The law of attraction doesn't work. The effectiveness of deliberate practice on the other hand is proven over and over again. Succeed faster by learning how to role play your own success.
Visualize Yourself Performing Successfully; Not Being Successful

Ask somebody about visualization techniques and you might get a bunch of different answers.

Some people will tell you to picture yourself standing on a podium accepting the award you’ve always dreamed of.

You see yourself smiling, confident, and accepting the award with grace.

Everyone is looking at you and you’re getting exactly the success you deserve.

This is not how effective visualization works.

It’s certainly a visualization practice many people follow, but effective visualization works quite a bit differently.

Effective visualization is practical. Yes, practical; not fantastical!!

Visualizing success does nothing to make it happen.

What most people get wrong about visualization is they imagine themselves having achieved the outcome they currently want.

This does nothing to help you get there.

Even in visualization, an activity you perform within your own mind, imagining success does little to help you.

The key to visualization is imagining yourself successfully performing the activities that stand as obstacles in the way of your success.

Your task in visualization is to imagine yourself doing the activities that will help you successfully achieve your goals.

At first, visualizing yourself performing activities successfully may seem like an intangible ask. You may say to yourself that you need to be charismatic with clients to sell yourself on a promotion, but you may not know what performing that particular activity successfully really looks like. You may need to insert playful exaggerations to make performing these visualizations successfully seem palatable and, ironically, feel realistic.

You may visualize the exaggerated likeness of movie characters, sports stars, business leaders, or other icons.

Visualizing yourself acting like successful people in far off and distant roles might seem ridiculous, but it’s entirely ok!

The key is that you are visualizing yourself acting more like you think will lead to your own success. The more you visualize yourself acting as you think you should, the more comfortable and likely you will be to act that way reflexively and automatically.

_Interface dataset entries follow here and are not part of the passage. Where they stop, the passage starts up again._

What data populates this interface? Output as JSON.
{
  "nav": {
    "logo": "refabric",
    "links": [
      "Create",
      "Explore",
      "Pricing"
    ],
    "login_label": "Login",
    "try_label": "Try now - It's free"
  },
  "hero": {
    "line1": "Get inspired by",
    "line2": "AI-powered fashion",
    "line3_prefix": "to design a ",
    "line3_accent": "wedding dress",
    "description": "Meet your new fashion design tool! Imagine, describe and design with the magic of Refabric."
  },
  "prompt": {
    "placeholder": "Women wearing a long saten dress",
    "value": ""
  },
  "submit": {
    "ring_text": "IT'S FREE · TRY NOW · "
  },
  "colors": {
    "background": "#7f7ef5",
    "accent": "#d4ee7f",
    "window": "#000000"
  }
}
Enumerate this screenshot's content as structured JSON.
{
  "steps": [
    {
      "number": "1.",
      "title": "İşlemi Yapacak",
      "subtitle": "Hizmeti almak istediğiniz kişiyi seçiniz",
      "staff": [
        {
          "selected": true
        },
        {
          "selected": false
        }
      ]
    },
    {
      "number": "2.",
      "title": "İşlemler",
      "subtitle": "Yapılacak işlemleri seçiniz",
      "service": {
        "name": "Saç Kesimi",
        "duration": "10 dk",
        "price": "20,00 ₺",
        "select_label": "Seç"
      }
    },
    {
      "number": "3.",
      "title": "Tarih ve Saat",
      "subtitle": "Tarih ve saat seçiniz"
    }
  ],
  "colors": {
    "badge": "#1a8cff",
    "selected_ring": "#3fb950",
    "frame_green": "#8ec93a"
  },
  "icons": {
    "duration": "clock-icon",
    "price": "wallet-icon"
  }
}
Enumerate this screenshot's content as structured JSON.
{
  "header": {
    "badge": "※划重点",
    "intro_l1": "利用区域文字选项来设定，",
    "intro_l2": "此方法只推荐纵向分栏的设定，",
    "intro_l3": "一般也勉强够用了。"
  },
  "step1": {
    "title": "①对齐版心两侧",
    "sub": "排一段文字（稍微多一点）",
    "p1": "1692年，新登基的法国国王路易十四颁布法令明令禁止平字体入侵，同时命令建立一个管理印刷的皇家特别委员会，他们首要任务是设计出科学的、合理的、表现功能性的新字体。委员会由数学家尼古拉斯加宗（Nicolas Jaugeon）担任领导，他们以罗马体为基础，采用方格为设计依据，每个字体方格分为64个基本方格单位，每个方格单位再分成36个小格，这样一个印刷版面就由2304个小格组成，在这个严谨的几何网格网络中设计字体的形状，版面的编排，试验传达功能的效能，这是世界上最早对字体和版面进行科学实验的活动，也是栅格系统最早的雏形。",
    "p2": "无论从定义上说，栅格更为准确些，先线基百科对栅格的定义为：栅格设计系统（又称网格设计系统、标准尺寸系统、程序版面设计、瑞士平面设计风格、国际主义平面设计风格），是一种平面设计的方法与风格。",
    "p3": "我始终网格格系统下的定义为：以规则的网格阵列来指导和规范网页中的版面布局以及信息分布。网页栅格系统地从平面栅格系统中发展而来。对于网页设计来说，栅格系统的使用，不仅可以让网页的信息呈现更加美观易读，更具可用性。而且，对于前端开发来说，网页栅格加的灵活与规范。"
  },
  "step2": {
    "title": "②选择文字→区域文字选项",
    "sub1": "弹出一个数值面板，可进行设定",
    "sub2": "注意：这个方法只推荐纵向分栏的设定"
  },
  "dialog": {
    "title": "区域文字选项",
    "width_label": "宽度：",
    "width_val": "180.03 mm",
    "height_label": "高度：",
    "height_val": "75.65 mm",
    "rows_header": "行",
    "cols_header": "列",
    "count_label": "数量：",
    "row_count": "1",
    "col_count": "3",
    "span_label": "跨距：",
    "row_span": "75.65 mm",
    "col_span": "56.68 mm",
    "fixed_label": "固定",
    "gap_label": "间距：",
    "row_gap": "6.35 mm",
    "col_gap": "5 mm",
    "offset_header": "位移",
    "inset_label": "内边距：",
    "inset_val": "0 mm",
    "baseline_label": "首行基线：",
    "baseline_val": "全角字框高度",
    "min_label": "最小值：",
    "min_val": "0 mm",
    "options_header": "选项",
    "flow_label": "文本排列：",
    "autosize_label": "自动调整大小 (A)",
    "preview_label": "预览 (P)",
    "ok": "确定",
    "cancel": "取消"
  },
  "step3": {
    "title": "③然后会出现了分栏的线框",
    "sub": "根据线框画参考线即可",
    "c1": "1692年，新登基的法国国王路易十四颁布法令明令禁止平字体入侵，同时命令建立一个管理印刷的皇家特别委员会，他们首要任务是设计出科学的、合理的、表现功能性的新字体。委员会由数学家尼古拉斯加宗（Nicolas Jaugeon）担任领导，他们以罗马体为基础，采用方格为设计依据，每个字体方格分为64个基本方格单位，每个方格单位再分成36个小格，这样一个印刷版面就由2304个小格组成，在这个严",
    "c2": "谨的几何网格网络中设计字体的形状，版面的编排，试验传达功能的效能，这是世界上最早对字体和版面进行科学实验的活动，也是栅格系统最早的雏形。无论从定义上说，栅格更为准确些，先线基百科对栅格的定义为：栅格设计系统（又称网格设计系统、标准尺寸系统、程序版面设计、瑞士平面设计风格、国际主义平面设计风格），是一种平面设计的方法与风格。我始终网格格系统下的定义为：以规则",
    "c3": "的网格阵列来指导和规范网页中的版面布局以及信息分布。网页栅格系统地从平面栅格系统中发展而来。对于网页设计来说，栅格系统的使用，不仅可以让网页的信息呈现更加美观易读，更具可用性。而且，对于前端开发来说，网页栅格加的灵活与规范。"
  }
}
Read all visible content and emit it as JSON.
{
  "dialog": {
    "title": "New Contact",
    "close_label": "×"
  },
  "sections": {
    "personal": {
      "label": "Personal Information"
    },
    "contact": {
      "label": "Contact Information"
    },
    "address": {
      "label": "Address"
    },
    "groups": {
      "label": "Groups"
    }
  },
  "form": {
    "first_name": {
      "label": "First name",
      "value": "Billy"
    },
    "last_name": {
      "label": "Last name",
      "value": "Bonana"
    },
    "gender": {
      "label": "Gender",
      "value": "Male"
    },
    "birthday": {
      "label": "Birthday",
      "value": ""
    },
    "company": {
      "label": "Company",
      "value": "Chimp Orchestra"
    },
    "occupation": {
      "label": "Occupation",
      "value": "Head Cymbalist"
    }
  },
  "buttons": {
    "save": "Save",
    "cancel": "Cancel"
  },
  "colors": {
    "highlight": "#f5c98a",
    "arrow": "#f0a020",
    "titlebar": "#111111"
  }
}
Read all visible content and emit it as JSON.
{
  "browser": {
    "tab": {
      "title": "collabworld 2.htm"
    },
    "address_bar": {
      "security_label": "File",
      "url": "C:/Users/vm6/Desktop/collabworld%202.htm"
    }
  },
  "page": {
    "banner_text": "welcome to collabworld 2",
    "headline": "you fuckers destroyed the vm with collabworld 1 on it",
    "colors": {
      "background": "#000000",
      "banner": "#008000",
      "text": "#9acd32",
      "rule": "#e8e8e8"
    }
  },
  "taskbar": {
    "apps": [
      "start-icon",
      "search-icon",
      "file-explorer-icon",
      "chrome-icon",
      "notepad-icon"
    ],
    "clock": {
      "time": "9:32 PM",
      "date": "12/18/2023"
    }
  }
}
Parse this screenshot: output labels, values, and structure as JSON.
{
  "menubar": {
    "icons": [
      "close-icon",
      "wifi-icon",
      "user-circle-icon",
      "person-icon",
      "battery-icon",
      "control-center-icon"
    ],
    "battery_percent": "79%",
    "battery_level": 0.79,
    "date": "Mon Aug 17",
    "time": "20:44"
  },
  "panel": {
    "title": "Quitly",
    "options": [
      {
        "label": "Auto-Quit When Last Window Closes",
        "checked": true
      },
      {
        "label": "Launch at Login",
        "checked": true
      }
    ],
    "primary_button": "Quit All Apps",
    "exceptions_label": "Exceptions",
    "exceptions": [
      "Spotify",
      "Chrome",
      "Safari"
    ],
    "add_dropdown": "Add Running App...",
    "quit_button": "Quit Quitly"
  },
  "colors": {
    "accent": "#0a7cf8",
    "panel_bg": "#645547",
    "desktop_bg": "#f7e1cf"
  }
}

So as you’ve probably deduced from this process, one of the keys to producing positive results from visualization is visualizing scenarios you’re likely to face in real life so you can train your mind to act accordingly.

So here’s another way the visualization process for most people goes off course, they put all their focus on the “one big moment”.

You know what I’m talking about. The gotcha interview questions, the job offer negotiations, the one big thing you seem to fight with your significant other about.

We replay these big moments back in our head over and over again, one, because they were so painful for us to experience, but also secondly because the bad outcome we got seemed to stem from such a small and critical thing we did. If only we could go back and change it, we think to ourselves.

Sure, our lives seemingly contain many important moments, but it’s a mistake to focus on them in visualizations. One reason why is because you don’t encounter them very often, so you won’t be able to adopt whatever change and shift in behavior a good visualization practice will motivate in yourself.

There's little help in rehearsing our response to scenarios we'll probably never face again.

Another reason it’s a mistake to focus on the biggest and most decisive moments is that you’ll comparatively lose so much opportunity by focusing on infrequent once in lifetime moments than if you focused on improving everyday behaviors.

Improving our everyday behaviors isn't very noticeable in the moment but leads to huge improvements over time.

Lastly, and this is important, if you teach yourself to adopt positive behaviors throughout your daily life you’ll be much more likely to react correctly when faced with big split-second decisions, precisely because they’ll require much smaller changes from your proper everyday behavior and thus won’t make you emotionally trip up.

The visualization process summed up:

  1. List the activities you need to improve at to achieve your goals.
  2. Focus your attention on activities you already perform somewhat frequently.
  3. Find real-life examples of people performing these activities successfully.
  4. Take notes on what you notice about these successful performances.
  5. Visualize yourself performing these same activities successfully.

Visualization is most useful in scenarios where real-life practice is difficult to come by. Visualization is your opportunity to do the next best thing: mentally prepare yourself to act in ways that lead to your success in everyday moments that add up to improve your overall quality of life.